Oracle Changes Cloud Financial Visibility
Database software giant Oracle shocked analysts this week, when they failed to provide their cloud software, infrastructure, and platform as a service revenue numbers. Instead, the cloud service number will be reported in a group with on-premises support services. In the company’s previous Quarterly Earnings Statements, Oracle provided all three segments of its cloud industry as separate revenue numbers. This visibility allows investors and analysts to assess how quickly those segments are growing, and get a clearer picture of where Oracle services stack up against other cloud providers.
While Oracle CEO Safra Catz took a positive outlook on the quarterly report, most analysts and many investors are questioning the use behind the change. Now that cloud service revenue will be reported with so much less visibility, it will be nearly impossible to determine how much any one part of Oracle’s cloud business might be growing or failing to grow. Oracle’s stock prices have continued to fall since the news broke on Tuesday, and some speculate that this could be a sign that Oracle won’t be investing in it’s cloud solutions as a serious competitor to the major providers.
Azure Outage Causes Uproar
Users of Microsoft took to Twitter by storm on Tuesday as a major storage outage made accessing some users’ stored files impossible for several hours. The outage affected a wide variety of products and services, including users of Virtual Machines, Storage, SQL Database, Backup, as well as a number of others. Lasting over 5 hours, the outage stopped regular business functions and caused a surge of negative sentiment for Azure to flood social media.
Most of the affected users were located in the North Europe region, which was later confirmed by Azure Support on Twitter as they handled the issue. According to the official communication from Microsoft, the issue stemmed from a control system malfunction that ultimately failed to regulate the temperature of a number of datacenter resources. The location of the datacenter in question is in Ireland, where it has been seasonably temperate this past week. With the forecast edging up into 30 degrees celsius next week, some speculate that this might not be the last Microsoft outage we see due to failed temperature regulation.

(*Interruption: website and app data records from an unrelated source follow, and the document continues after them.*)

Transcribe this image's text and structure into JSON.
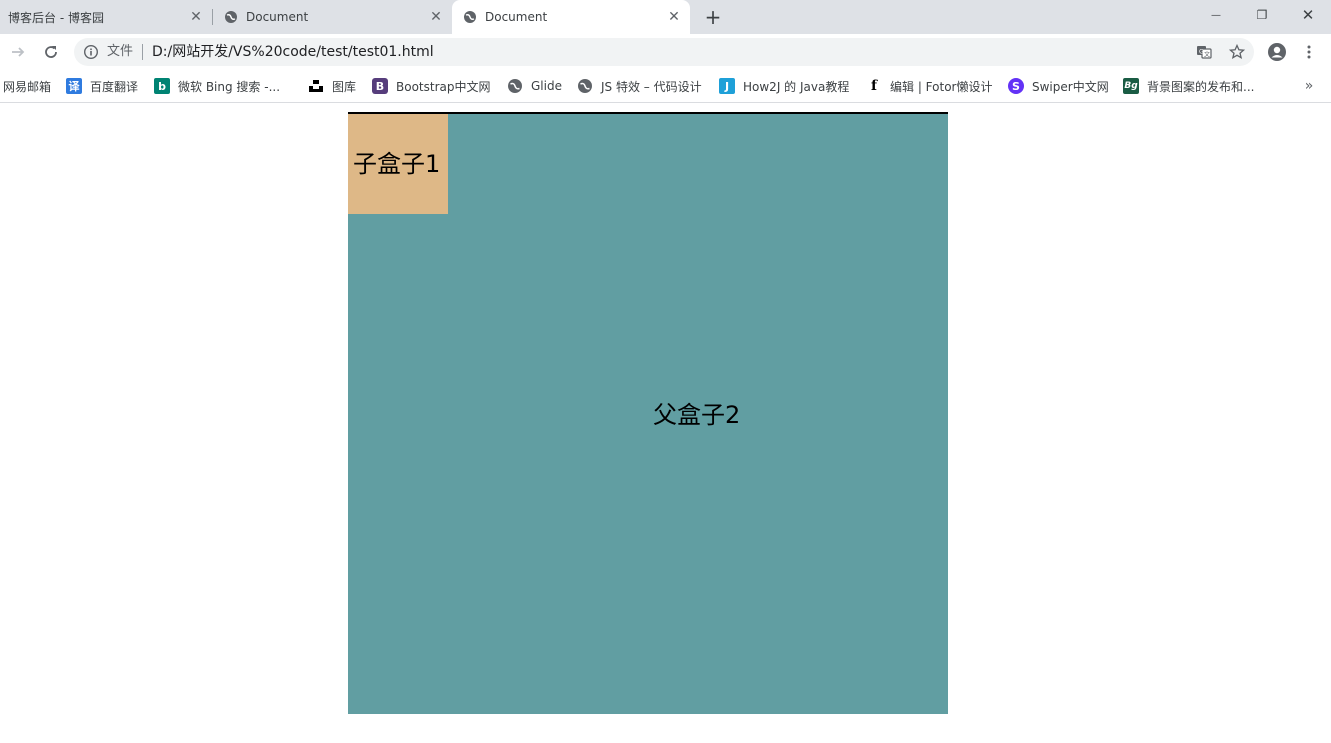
{
  "tabs": [
    {
      "title": "博客后台 - 博客园",
      "active": false
    },
    {
      "title": "Document",
      "active": false
    },
    {
      "title": "Document",
      "active": true
    }
  ],
  "window_controls": {
    "minimize": "—",
    "restore": "❐",
    "close": "✕"
  },
  "toolbar": {
    "info_label": "文件",
    "url": "D:/网站开发/VS%20code/test/test01.html"
  },
  "bookmarks": [
    {
      "label": "网易邮箱",
      "icon": "none"
    },
    {
      "label": "百度翻译",
      "icon": "translate-icon",
      "glyph": "译",
      "color": "#2f7bdf"
    },
    {
      "label": "微软 Bing 搜索 -...",
      "icon": "bing-icon",
      "glyph": "b",
      "color": "#008373"
    },
    {
      "label": "图库",
      "icon": "unsplash-icon",
      "glyph": "▟",
      "color": "#000000"
    },
    {
      "label": "Bootstrap中文网",
      "icon": "bootstrap-icon",
      "glyph": "B",
      "color": "#563d7c"
    },
    {
      "label": "Glide",
      "icon": "globe-icon",
      "glyph": "",
      "color": "#5f6368"
    },
    {
      "label": "JS 特效 – 代码设计",
      "icon": "globe-icon",
      "glyph": "",
      "color": "#5f6368"
    },
    {
      "label": "How2J 的 Java教程",
      "icon": "how2j-icon",
      "glyph": "J",
      "color": "#1ea0d8"
    },
    {
      "label": "编辑 | Fotor懒设计",
      "icon": "fotor-icon",
      "glyph": "f",
      "color": "#000000"
    },
    {
      "label": "Swiper中文网",
      "icon": "swiper-icon",
      "glyph": "S",
      "color": "#6332f6"
    },
    {
      "label": "背景图案的发布和...",
      "icon": "bg-icon",
      "glyph": "Bg",
      "color": "#1a5c44"
    }
  ],
  "bookmarks_more": "»",
  "page": {
    "parent_label": "父盒子2",
    "child_label": "子盒子1",
    "colors": {
      "parent": "#619ea2",
      "child": "#deb887",
      "border": "#000000"
    }
  }
}
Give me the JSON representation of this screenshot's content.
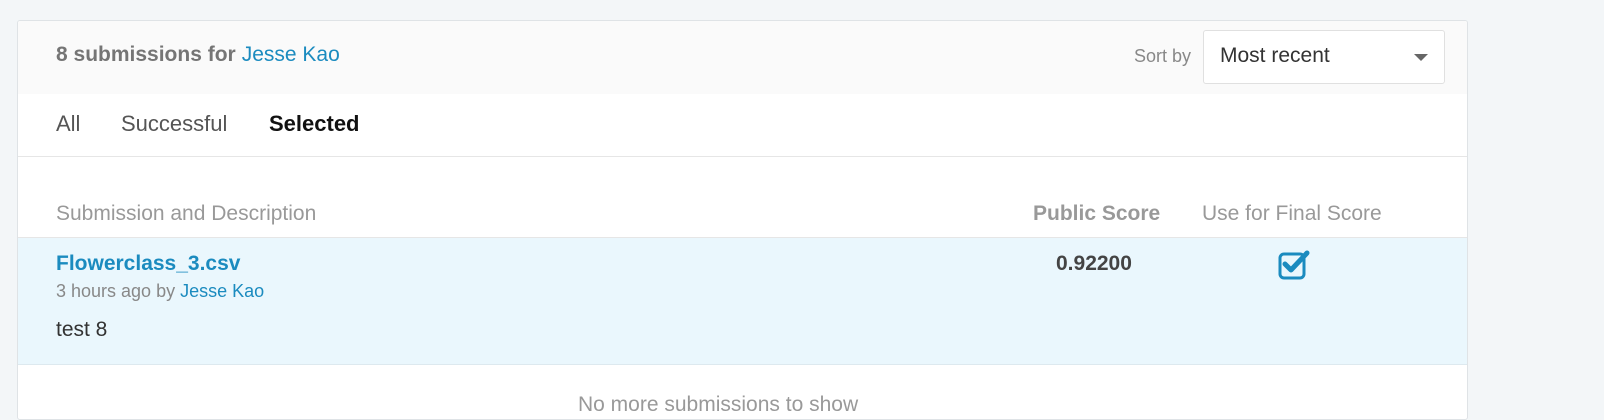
{
  "header": {
    "title_prefix": "8 submissions for",
    "user": "Jesse Kao",
    "sort_label": "Sort by",
    "sort_value": "Most recent"
  },
  "tabs": [
    {
      "label": "All",
      "active": false
    },
    {
      "label": "Successful",
      "active": false
    },
    {
      "label": "Selected",
      "active": true
    }
  ],
  "table": {
    "columns": [
      "Submission and Description",
      "Public Score",
      "Use for Final Score"
    ],
    "rows": [
      {
        "file": "Flowerclass_3.csv",
        "time": "3 hours ago by",
        "author": "Jesse Kao",
        "description": "test 8",
        "public_score": "0.92200",
        "use_for_final": true
      }
    ]
  },
  "footer_text": "No more submissions to show",
  "colors": {
    "accent": "#1b8bbf",
    "row_highlight": "#eaf7fd"
  }
}
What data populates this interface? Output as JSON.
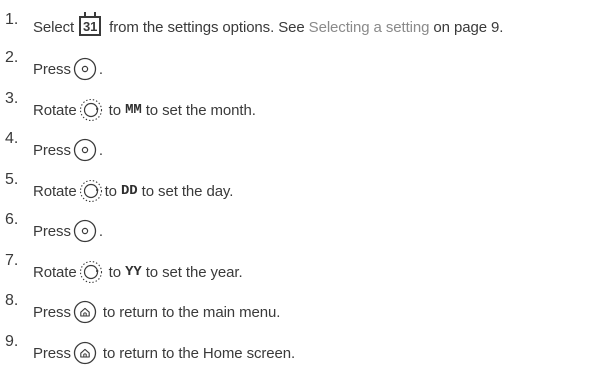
{
  "steps": [
    {
      "num": "1.",
      "pre": "Select",
      "icon_label": "31",
      "post": " from the settings options. See ",
      "link": "Selecting a setting",
      "tail": " on page 9."
    },
    {
      "num": "2.",
      "pre": "Press",
      "post": "."
    },
    {
      "num": "3.",
      "pre": "Rotate",
      "mid": " to ",
      "code": "MM",
      "post": " to set the month."
    },
    {
      "num": "4.",
      "pre": "Press",
      "post": "."
    },
    {
      "num": "5.",
      "pre": "Rotate",
      "mid": "to ",
      "code": "DD",
      "post": " to set the day."
    },
    {
      "num": "6.",
      "pre": "Press",
      "post": "."
    },
    {
      "num": "7.",
      "pre": "Rotate",
      "mid": " to ",
      "code": "YY",
      "post": " to set the year."
    },
    {
      "num": "8.",
      "pre": "Press",
      "post": " to return to the main menu."
    },
    {
      "num": "9.",
      "pre": "Press",
      "post": " to return to the Home screen."
    }
  ],
  "icons": {
    "step1": "calendar-icon",
    "press_button": "select-button-icon",
    "rotate_dial": "rotary-dial-icon",
    "home_button": "home-button-icon"
  },
  "colors": {
    "text": "#3a3a3a",
    "link": "#8a8a8a"
  }
}
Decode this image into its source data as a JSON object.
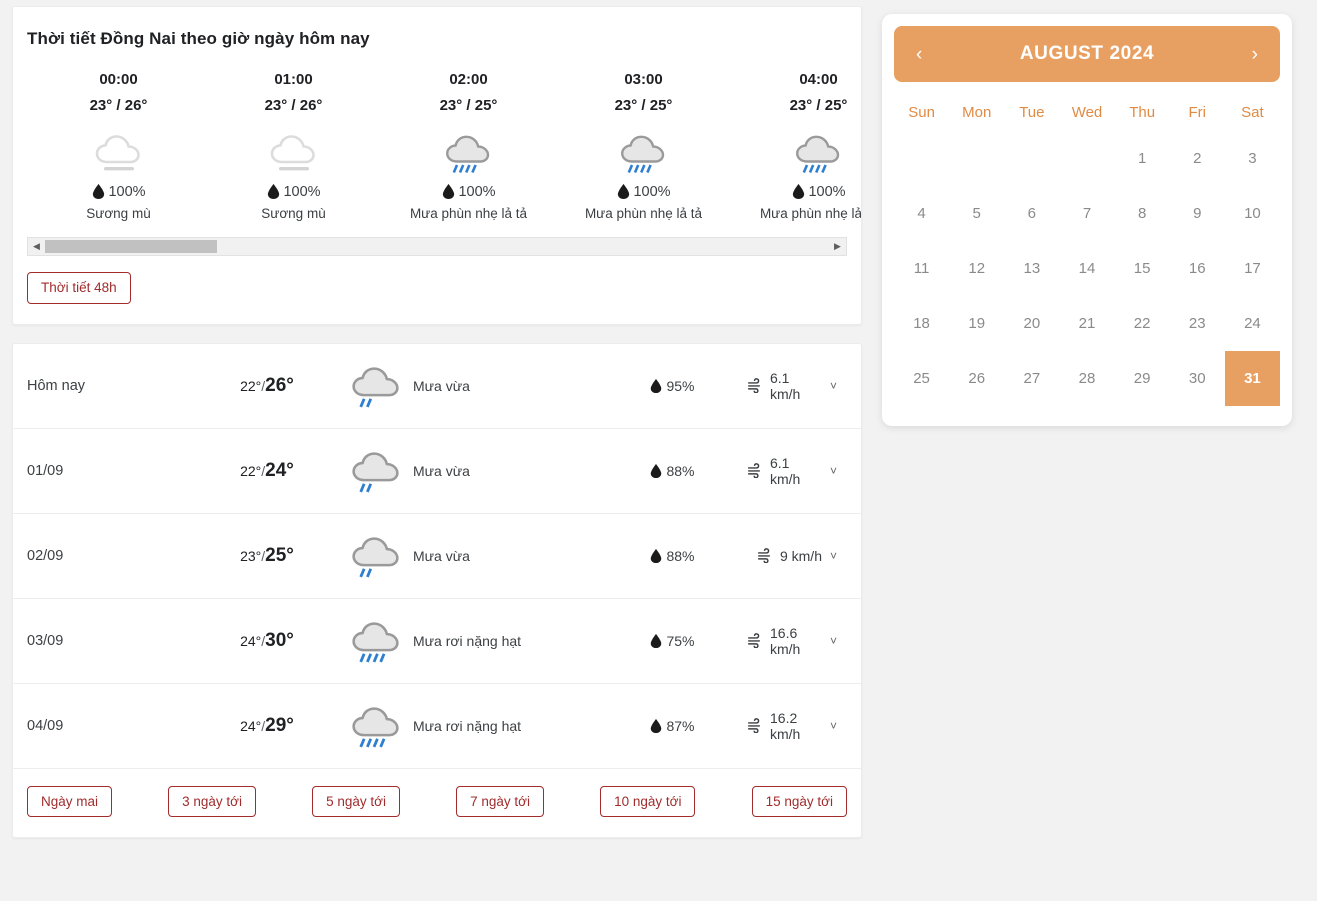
{
  "hourly": {
    "title": "Thời tiết Đồng Nai theo giờ ngày hôm nay",
    "items": [
      {
        "time": "00:00",
        "temp": "23° / 26°",
        "icon": "fog-icon",
        "pop": "100%",
        "desc": "Sương mù"
      },
      {
        "time": "01:00",
        "temp": "23° / 26°",
        "icon": "fog-icon",
        "pop": "100%",
        "desc": "Sương mù"
      },
      {
        "time": "02:00",
        "temp": "23° / 25°",
        "icon": "drizzle-icon",
        "pop": "100%",
        "desc": "Mưa phùn nhẹ lả tả"
      },
      {
        "time": "03:00",
        "temp": "23° / 25°",
        "icon": "drizzle-icon",
        "pop": "100%",
        "desc": "Mưa phùn nhẹ lả tả"
      },
      {
        "time": "04:00",
        "temp": "23° / 25°",
        "icon": "drizzle-icon",
        "pop": "100%",
        "desc": "Mưa phùn nhẹ lả tả"
      }
    ],
    "scroll_left_icon": "caret-left-icon",
    "scroll_right_icon": "caret-right-icon",
    "button_48h": "Thời tiết 48h"
  },
  "daily": {
    "rows": [
      {
        "date": "Hôm nay",
        "temp_min": "22°",
        "sep": "/",
        "temp_max": "26°",
        "icon": "rain-moderate-icon",
        "condition": "Mưa vừa",
        "humidity": "95%",
        "wind": "6.1 km/h"
      },
      {
        "date": "01/09",
        "temp_min": "22°",
        "sep": "/",
        "temp_max": "24°",
        "icon": "rain-moderate-icon",
        "condition": "Mưa vừa",
        "humidity": "88%",
        "wind": "6.1 km/h"
      },
      {
        "date": "02/09",
        "temp_min": "23°",
        "sep": "/",
        "temp_max": "25°",
        "icon": "rain-moderate-icon",
        "condition": "Mưa vừa",
        "humidity": "88%",
        "wind": "9 km/h"
      },
      {
        "date": "03/09",
        "temp_min": "24°",
        "sep": "/",
        "temp_max": "30°",
        "icon": "rain-heavy-icon",
        "condition": "Mưa rơi nặng hạt",
        "humidity": "75%",
        "wind": "16.6 km/h"
      },
      {
        "date": "04/09",
        "temp_min": "24°",
        "sep": "/",
        "temp_max": "29°",
        "icon": "rain-heavy-icon",
        "condition": "Mưa rơi nặng hạt",
        "humidity": "87%",
        "wind": "16.2 km/h"
      }
    ],
    "range_buttons": [
      "Ngày mai",
      "3 ngày tới",
      "5 ngày tới",
      "7 ngày tới",
      "10 ngày tới",
      "15 ngày tới"
    ]
  },
  "calendar": {
    "title": "AUGUST 2024",
    "prev_icon": "chevron-left-icon",
    "next_icon": "chevron-right-icon",
    "day_names": [
      "Sun",
      "Mon",
      "Tue",
      "Wed",
      "Thu",
      "Fri",
      "Sat"
    ],
    "leading_blanks": 4,
    "days": [
      1,
      2,
      3,
      4,
      5,
      6,
      7,
      8,
      9,
      10,
      11,
      12,
      13,
      14,
      15,
      16,
      17,
      18,
      19,
      20,
      21,
      22,
      23,
      24,
      25,
      26,
      27,
      28,
      29,
      30,
      31
    ],
    "selected_day": 31
  },
  "colors": {
    "accent_orange": "#e8a062",
    "button_red": "#a12c2c",
    "rain_blue": "#2f7fd1",
    "cloud_gray": "#e3e3e3",
    "page_bg": "#f2f2f2"
  }
}
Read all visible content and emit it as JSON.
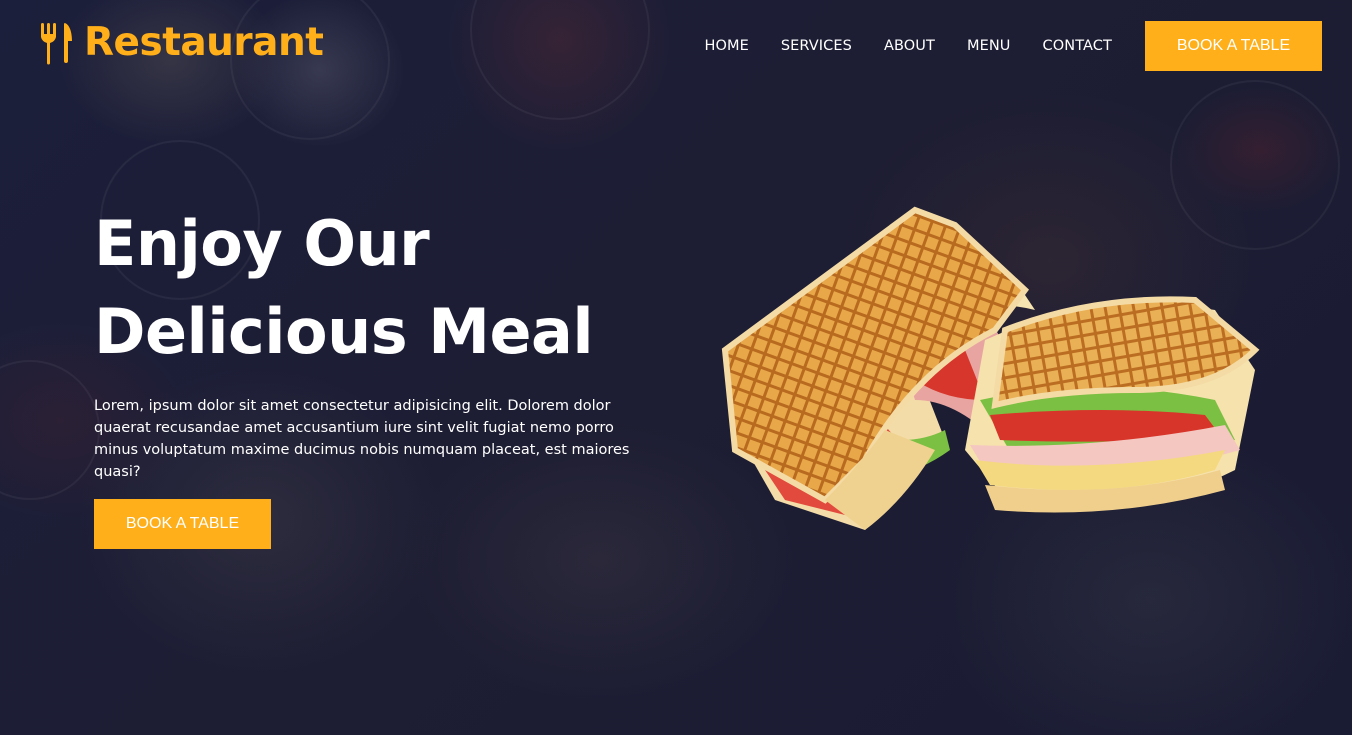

The outage had a major impact on several Index scores this week, with the Azure Reliability metric down 2% and a staggering 20% drop in Sentiment scores, likely due to the large number of unhappy customers tweeting during the outage event. The Liftr team’s research into Twitter Outage Mentions also showed that over 1% of all Azure tweets on Wednesday included the word ‘outage’. The overall Azure Liftr score is down almost 3% at the time of reporting.
Google Cloud TPU v2 Beta Comes in Cheap
Google rolled out new pricing on their TPU v2 units currently in beta, with circuits optimized for machine learning and AI model training. The units are the same ones that run Google’s own products, including Translate, Photos, Search, and Gmail among others. The release of this technology is still in beta, and the company announced that the service would be available “globally”; if globally means in three of their sixteen regions.
The new preemptible priced TPU processing does come at a nice price at just over half of what a dedicated TPU unit costs. However, there is also a drawback. The preemptible TPUs are given a lower compute priority than normal instances, meaning that if a request comes in for the GPU power after the preempted unit is running, the process will be terminated and the normal instance will execute. Google stated that because of the innovative failsafe and checkpoint save technology that goes with the instance, you won’t lose much progress training your AI when this happens, but some customers are skeptical.
AWS Makes S3 Buckets Microsoft Native
Amazon made life easier for thousands of users this week when they announced that AWS Storage Gateway would now support SMB protocol. This effectively means that where applications built on microsoft infrastructure in the past would need third party tools to utilize Amazon S3 Storage, they can now do the same thing using only AWS tools.
The new File Gateway support is currently available in every region that supports AWS Storage Gateway for new gateways, and a software update for existing gateways will be made available sometime next month. While there is only a small amount of discussion about this change so far, it could have a big impact on customers currently looking to enter the cloud arena. Now that Microsoft applications have unfettered access to one of the most popular AWS services, a major barrier to migration has been removed.